In The Waiting Room, Peter Nicks takes viewers into the waiting room of Highland Public Hospital, Oakland. Shot over a 24 hour shift, this compelling documentary manages to capture both the enormity of the hospital’s enterprise (taking in 250 patients each day) and the intensely personal experiences that play out within it.

We meet a host of characters at Highland: the homeless addict who comes in so often the staff know him by name; twelve year old Deja, whose Dad is scared to tears she’s going to die, like his other child; the carpet layer, who keeps working through excruciating pain caused by spinal spurs. The staff also step in front of the camera, negotiating hospital bureaucracy and juggling their inadequate resources to help out as many people as they can in their twelve hour shifts.

Through these people, Nicks exposes the many shortcomings of the American healthcare system, where people without insurance are shunted from one facility to the next, getting sicker and poorer with every step. Nicks should be commended for the honesty in this film. He never victimises people for the sake of the story, but makes it clear that they are inevitably victims of a society that will make no concessions for them. Nicks portrays his characters with compassion, showing their misfortune, but also their resilience. As well as being serious and thought provoking, The Waiting Room is an engrossing watch.

This film is part of a larger project that is pulling together stories from the various people who wind up in Highland Hospital, with the aim of creating a platform for their thoughts to be made public and prominent.

For more information about the The Waiting Room Storytelling Project, see http://www.whatruwaitingfor.com

‘The Waiting Room’ is showing on Monday 15 and Thursday 18 as part of the Documentary Edge Festival.

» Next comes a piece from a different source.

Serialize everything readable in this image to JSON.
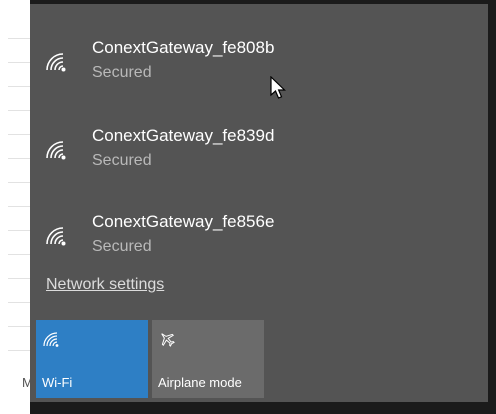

For information on viewing times, visit http://www.documentaryedge.org.nz/2013/ak/film/waiting-room